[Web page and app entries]
-- Opening Marker --

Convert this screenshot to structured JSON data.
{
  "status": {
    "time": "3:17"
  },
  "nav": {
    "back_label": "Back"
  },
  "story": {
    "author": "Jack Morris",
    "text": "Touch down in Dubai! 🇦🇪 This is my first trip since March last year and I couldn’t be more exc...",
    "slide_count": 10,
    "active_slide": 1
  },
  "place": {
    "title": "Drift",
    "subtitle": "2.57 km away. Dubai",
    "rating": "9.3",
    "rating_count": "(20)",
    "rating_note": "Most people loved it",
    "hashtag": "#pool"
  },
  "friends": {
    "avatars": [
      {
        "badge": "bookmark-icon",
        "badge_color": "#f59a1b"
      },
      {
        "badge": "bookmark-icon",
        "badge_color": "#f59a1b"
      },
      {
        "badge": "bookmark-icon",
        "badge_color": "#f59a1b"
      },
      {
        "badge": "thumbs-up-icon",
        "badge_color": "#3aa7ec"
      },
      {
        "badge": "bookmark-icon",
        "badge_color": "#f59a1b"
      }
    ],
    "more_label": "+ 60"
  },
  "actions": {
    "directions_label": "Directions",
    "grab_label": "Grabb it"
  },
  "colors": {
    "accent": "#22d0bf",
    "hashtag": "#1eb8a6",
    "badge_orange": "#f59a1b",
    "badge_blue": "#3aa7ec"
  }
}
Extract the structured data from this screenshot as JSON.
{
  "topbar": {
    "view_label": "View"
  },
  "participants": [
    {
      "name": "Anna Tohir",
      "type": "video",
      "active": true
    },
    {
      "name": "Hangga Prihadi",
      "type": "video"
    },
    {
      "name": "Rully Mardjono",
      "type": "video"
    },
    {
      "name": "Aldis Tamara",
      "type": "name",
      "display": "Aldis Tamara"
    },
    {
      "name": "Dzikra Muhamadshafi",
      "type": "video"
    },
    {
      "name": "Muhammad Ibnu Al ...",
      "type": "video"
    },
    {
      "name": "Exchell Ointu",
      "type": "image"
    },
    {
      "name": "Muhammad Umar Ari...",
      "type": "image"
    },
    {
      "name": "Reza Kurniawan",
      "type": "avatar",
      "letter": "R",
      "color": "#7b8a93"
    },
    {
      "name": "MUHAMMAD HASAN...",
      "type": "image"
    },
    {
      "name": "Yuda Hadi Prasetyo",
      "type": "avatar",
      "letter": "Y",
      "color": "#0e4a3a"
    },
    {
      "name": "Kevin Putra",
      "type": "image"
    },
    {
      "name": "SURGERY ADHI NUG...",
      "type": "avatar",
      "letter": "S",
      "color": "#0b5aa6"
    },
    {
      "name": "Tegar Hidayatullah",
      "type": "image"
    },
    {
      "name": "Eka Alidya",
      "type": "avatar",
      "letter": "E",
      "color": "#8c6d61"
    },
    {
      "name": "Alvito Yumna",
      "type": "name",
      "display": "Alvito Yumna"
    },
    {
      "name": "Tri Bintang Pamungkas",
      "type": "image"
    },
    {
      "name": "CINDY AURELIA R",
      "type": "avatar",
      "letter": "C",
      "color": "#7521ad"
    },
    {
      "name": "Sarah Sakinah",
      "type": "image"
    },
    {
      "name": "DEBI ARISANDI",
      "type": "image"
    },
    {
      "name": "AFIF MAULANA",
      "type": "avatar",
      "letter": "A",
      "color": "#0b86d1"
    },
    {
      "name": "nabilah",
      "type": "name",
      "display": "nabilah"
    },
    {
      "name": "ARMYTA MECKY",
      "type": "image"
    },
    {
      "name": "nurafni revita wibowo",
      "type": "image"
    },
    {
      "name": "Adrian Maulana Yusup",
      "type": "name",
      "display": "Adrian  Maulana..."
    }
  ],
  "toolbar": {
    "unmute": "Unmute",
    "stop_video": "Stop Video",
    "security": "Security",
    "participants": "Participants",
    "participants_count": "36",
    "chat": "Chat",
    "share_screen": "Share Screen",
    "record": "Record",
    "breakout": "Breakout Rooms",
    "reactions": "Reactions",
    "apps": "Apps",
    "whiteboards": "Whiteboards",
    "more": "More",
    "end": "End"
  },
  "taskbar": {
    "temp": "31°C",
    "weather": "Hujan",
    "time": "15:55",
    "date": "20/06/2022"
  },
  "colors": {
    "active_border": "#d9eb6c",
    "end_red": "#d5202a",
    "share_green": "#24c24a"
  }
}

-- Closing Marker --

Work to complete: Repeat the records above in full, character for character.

Answer to the exercise:
Convert this screenshot to structured JSON data.
{
  "status": {
    "time": "3:17"
  },
  "nav": {
    "back_label": "Back"
  },
  "story": {
    "author": "Jack Morris",
    "text": "Touch down in Dubai! 🇦🇪 This is my first trip since March last year and I couldn’t be more exc...",
    "slide_count": 10,
    "active_slide": 1
  },
  "place": {
    "title": "Drift",
    "subtitle": "2.57 km away. Dubai",
    "rating": "9.3",
    "rating_count": "(20)",
    "rating_note": "Most people loved it",
    "hashtag": "#pool"
  },
  "friends": {
    "avatars": [
      {
        "badge": "bookmark-icon",
        "badge_color": "#f59a1b"
      },
      {
        "badge": "bookmark-icon",
        "badge_color": "#f59a1b"
      },
      {
        "badge": "bookmark-icon",
        "badge_color": "#f59a1b"
      },
      {
        "badge": "thumbs-up-icon",
        "badge_color": "#3aa7ec"
      },
      {
        "badge": "bookmark-icon",
        "badge_color": "#f59a1b"
      }
    ],
    "more_label": "+ 60"
  },
  "actions": {
    "directions_label": "Directions",
    "grab_label": "Grabb it"
  },
  "colors": {
    "accent": "#22d0bf",
    "hashtag": "#1eb8a6",
    "badge_orange": "#f59a1b",
    "badge_blue": "#3aa7ec"
  }
}
Extract the structured data from this screenshot as JSON.
{
  "topbar": {
    "view_label": "View"
  },
  "participants": [
    {
      "name": "Anna Tohir",
      "type": "video",
      "active": true
    },
    {
      "name": "Hangga Prihadi",
      "type": "video"
    },
    {
      "name": "Rully Mardjono",
      "type": "video"
    },
    {
      "name": "Aldis Tamara",
      "type": "name",
      "display": "Aldis Tamara"
    },
    {
      "name": "Dzikra Muhamadshafi",
      "type": "video"
    },
    {
      "name": "Muhammad Ibnu Al ...",
      "type": "video"
    },
    {
      "name": "Exchell Ointu",
      "type": "image"
    },
    {
      "name": "Muhammad Umar Ari...",
      "type": "image"
    },
    {
      "name": "Reza Kurniawan",
      "type": "avatar",
      "letter": "R",
      "color": "#7b8a93"
    },
    {
      "name": "MUHAMMAD HASAN...",
      "type": "image"
    },
    {
      "name": "Yuda Hadi Prasetyo",
      "type": "avatar",
      "letter": "Y",
      "color": "#0e4a3a"
    },
    {
      "name": "Kevin Putra",
      "type": "image"
    },
    {
      "name": "SURGERY ADHI NUG...",
      "type": "avatar",
      "letter": "S",
      "color": "#0b5aa6"
    },
    {
      "name": "Tegar Hidayatullah",
      "type": "image"
    },
    {
      "name": "Eka Alidya",
      "type": "avatar",
      "letter": "E",
      "color": "#8c6d61"
    },
    {
      "name": "Alvito Yumna",
      "type": "name",
      "display": "Alvito Yumna"
    },
    {
      "name": "Tri Bintang Pamungkas",
      "type": "image"
    },
    {
      "name": "CINDY AURELIA R",
      "type": "avatar",
      "letter": "C",
      "color": "#7521ad"
    },
    {
      "name": "Sarah Sakinah",
      "type": "image"
    },
    {
      "name": "DEBI ARISANDI",
      "type": "image"
    },
    {
      "name": "AFIF MAULANA",
      "type": "avatar",
      "letter": "A",
      "color": "#0b86d1"
    },
    {
      "name": "nabilah",
      "type": "name",
      "display": "nabilah"
    },
    {
      "name": "ARMYTA MECKY",
      "type": "image"
    },
    {
      "name": "nurafni revita wibowo",
      "type": "image"
    },
    {
      "name": "Adrian Maulana Yusup",
      "type": "name",
      "display": "Adrian  Maulana..."
    }
  ],
  "toolbar": {
    "unmute": "Unmute",
    "stop_video": "Stop Video",
    "security": "Security",
    "participants": "Participants",
    "participants_count": "36",
    "chat": "Chat",
    "share_screen": "Share Screen",
    "record": "Record",
    "breakout": "Breakout Rooms",
    "reactions": "Reactions",
    "apps": "Apps",
    "whiteboards": "Whiteboards",
    "more": "More",
    "end": "End"
  },
  "taskbar": {
    "temp": "31°C",
    "weather": "Hujan",
    "time": "15:55",
    "date": "20/06/2022"
  },
  "colors": {
    "active_border": "#d9eb6c",
    "end_red": "#d5202a",
    "share_green": "#24c24a"
  }
}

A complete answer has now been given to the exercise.